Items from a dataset
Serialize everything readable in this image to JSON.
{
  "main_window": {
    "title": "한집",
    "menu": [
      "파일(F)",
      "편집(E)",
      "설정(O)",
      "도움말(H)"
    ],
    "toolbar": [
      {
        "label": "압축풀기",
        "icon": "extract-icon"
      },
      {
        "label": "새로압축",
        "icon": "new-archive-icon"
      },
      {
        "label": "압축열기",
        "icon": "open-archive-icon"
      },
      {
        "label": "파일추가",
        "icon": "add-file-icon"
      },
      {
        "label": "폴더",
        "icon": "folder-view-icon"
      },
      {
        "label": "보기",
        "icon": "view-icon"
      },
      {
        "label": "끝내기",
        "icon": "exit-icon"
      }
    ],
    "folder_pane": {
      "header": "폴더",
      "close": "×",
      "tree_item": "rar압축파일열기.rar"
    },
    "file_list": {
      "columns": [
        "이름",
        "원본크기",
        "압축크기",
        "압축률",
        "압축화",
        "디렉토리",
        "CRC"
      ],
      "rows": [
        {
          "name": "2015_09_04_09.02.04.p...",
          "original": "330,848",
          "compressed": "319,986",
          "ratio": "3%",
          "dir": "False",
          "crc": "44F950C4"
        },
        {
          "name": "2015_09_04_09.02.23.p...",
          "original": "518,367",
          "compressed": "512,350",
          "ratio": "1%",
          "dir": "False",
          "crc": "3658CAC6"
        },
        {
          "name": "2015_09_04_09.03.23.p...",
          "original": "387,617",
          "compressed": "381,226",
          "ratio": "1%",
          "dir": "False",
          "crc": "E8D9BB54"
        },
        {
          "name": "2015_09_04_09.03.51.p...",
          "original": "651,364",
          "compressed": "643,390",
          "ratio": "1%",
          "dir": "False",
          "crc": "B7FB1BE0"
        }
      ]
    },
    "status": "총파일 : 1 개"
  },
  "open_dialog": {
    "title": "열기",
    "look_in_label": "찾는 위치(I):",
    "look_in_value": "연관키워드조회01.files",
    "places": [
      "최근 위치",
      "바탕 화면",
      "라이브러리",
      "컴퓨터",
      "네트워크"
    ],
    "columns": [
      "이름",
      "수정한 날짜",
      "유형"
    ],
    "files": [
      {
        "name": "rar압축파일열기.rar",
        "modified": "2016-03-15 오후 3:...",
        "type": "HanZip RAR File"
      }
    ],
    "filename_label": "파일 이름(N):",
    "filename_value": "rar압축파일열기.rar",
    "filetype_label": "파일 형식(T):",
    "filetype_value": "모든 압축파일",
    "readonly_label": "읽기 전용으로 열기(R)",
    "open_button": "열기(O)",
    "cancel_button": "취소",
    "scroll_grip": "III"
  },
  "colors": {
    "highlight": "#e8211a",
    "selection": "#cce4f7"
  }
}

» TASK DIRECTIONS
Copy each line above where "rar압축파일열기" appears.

» ANSWER AREA
      "tree_item": "rar압축파일열기.rar"
        "name": "rar압축파일열기.rar",
    "filename_value": "rar압축파일열기.rar",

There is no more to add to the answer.